[Supplied data]

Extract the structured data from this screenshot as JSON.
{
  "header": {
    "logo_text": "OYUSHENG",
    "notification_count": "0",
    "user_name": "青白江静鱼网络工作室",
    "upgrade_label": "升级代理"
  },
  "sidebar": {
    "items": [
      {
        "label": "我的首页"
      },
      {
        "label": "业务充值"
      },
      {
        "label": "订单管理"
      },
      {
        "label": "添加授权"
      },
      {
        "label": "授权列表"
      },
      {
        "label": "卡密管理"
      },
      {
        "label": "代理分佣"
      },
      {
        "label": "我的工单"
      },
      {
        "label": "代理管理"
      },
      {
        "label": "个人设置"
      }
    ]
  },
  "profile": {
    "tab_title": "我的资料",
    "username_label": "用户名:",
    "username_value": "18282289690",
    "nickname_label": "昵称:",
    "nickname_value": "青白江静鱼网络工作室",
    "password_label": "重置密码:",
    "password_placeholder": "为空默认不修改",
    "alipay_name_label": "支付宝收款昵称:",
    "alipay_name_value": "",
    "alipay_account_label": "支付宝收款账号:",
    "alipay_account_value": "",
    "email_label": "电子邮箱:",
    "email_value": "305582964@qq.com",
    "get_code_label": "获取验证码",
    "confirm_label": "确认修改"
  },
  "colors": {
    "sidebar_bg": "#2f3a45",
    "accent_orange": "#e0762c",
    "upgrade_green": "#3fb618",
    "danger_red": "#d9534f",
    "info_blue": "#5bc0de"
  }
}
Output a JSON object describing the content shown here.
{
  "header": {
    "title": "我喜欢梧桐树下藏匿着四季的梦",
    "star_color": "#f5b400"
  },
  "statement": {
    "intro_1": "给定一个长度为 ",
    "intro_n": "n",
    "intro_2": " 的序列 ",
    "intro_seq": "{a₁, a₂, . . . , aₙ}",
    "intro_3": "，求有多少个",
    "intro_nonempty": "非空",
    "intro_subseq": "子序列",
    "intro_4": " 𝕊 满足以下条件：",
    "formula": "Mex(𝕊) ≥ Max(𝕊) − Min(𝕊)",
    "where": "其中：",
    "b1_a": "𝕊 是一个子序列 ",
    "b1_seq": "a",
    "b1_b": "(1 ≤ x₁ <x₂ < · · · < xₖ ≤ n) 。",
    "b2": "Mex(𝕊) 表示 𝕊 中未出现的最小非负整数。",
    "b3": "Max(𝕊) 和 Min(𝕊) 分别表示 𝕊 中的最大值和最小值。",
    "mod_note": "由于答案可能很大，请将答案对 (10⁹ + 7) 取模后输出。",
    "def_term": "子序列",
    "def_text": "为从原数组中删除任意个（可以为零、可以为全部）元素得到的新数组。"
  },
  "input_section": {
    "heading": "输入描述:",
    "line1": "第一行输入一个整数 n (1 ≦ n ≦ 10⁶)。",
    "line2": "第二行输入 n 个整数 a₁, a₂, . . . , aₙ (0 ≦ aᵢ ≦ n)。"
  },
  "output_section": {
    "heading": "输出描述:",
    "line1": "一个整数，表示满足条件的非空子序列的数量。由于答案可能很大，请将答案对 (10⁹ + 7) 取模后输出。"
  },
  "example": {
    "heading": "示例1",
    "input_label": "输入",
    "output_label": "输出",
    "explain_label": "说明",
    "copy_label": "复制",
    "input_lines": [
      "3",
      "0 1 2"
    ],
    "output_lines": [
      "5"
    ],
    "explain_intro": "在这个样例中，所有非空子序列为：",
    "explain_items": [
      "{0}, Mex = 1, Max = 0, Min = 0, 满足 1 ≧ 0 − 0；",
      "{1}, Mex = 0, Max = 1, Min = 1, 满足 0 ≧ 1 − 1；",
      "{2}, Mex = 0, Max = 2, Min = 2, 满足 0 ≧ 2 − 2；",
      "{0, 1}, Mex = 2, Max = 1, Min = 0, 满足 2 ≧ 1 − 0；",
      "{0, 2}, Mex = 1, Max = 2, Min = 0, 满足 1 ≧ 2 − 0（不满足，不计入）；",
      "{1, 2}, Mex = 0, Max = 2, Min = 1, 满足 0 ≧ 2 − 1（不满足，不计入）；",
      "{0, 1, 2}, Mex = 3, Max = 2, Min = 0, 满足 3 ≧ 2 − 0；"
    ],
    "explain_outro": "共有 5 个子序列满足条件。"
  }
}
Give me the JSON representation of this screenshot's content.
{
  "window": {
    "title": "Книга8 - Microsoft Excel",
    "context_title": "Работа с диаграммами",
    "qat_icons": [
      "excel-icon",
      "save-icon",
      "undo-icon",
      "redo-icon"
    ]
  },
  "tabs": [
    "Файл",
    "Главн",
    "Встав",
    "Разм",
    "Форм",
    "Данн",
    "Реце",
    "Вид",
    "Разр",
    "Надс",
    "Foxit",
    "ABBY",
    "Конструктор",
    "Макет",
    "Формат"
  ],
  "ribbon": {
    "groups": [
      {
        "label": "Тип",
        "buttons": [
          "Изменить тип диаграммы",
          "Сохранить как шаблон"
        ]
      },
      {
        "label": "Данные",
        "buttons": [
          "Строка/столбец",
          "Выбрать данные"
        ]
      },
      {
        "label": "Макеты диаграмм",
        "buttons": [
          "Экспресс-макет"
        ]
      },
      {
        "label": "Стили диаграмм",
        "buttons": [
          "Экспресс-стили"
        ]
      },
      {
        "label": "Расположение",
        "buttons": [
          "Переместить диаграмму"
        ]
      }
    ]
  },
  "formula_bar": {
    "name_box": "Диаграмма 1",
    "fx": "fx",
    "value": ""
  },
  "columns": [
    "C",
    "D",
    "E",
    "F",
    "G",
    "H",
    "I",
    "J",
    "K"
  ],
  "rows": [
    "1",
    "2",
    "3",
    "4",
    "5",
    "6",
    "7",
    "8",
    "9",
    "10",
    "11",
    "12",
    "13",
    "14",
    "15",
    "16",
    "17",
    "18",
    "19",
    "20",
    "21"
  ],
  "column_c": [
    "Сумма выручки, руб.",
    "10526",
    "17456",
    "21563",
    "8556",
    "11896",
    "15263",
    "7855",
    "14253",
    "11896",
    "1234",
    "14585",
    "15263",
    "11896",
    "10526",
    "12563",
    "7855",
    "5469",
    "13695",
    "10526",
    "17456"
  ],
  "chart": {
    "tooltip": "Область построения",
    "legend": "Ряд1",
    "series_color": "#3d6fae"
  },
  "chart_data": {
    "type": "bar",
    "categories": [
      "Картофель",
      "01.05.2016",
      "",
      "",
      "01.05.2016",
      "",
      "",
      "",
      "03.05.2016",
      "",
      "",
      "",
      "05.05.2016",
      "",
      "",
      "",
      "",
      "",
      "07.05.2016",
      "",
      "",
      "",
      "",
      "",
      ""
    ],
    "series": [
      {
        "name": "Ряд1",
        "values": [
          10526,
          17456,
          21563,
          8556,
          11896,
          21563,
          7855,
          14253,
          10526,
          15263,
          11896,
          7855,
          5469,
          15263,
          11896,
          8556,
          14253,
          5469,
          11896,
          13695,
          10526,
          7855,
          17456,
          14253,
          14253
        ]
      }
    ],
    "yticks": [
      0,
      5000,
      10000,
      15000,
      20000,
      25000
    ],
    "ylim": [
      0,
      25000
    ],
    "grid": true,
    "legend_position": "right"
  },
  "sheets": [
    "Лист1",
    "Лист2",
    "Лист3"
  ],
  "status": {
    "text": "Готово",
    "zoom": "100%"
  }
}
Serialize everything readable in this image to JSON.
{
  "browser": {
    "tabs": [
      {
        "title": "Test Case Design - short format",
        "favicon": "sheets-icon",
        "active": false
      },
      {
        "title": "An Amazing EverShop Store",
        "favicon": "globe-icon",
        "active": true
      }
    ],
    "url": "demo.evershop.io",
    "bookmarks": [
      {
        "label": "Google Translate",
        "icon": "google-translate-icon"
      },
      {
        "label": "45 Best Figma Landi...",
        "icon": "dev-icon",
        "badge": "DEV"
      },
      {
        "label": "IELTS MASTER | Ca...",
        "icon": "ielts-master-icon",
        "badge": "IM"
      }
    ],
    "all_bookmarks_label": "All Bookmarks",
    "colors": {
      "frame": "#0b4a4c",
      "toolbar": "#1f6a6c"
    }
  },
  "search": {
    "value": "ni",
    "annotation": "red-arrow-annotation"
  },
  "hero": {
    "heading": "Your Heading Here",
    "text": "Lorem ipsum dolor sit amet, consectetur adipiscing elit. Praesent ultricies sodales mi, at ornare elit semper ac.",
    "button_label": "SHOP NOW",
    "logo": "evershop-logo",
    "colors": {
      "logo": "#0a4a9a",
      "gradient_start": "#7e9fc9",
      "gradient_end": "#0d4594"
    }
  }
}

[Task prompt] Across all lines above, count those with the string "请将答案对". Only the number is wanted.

[Exercise result] 2